- Work item
Each line of the data below that holds the word "title" is to be reported in full.
---------- Study material
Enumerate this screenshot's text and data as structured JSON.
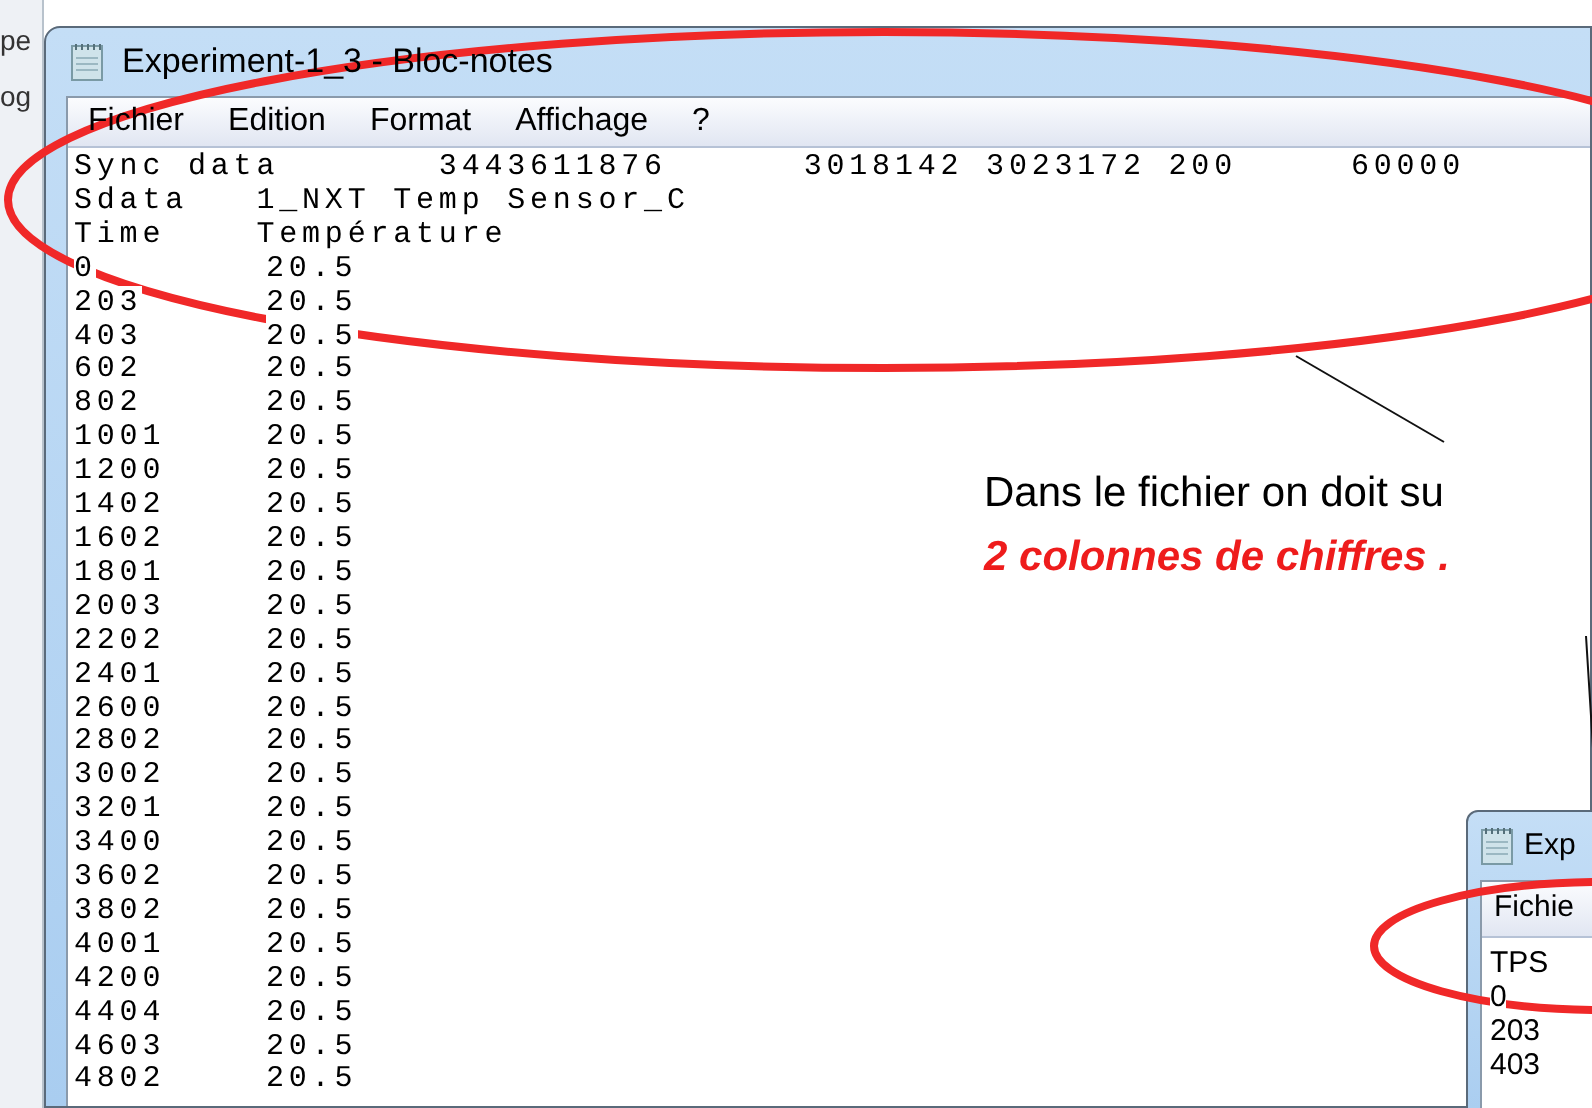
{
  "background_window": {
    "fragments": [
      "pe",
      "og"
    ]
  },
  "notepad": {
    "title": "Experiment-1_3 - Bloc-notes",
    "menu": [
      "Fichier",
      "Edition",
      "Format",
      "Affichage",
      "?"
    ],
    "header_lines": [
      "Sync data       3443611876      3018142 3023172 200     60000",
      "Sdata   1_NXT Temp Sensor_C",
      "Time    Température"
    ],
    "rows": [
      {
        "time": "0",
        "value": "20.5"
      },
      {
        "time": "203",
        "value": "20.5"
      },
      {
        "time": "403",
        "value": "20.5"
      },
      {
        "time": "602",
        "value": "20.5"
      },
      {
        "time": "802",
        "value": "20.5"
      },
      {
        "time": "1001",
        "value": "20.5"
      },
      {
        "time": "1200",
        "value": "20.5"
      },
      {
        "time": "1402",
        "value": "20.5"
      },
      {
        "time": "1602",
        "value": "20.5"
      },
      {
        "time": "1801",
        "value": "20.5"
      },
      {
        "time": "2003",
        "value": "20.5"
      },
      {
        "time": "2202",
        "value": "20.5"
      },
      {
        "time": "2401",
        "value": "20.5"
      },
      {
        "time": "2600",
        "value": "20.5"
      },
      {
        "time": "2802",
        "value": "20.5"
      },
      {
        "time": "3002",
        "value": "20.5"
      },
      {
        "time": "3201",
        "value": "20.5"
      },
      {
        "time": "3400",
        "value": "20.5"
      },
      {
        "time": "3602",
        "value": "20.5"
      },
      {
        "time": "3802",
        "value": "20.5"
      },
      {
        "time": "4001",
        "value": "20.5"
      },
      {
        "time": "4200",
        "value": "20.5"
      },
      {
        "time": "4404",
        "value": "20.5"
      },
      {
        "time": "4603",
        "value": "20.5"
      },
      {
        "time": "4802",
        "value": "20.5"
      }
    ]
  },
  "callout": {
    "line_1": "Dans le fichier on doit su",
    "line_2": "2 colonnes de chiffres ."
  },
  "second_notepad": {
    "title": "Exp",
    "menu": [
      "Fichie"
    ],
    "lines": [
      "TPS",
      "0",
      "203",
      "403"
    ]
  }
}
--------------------
- Response to this exercise
    "title": "Experiment-1_3 - Bloc-notes",
    "title": "Exp",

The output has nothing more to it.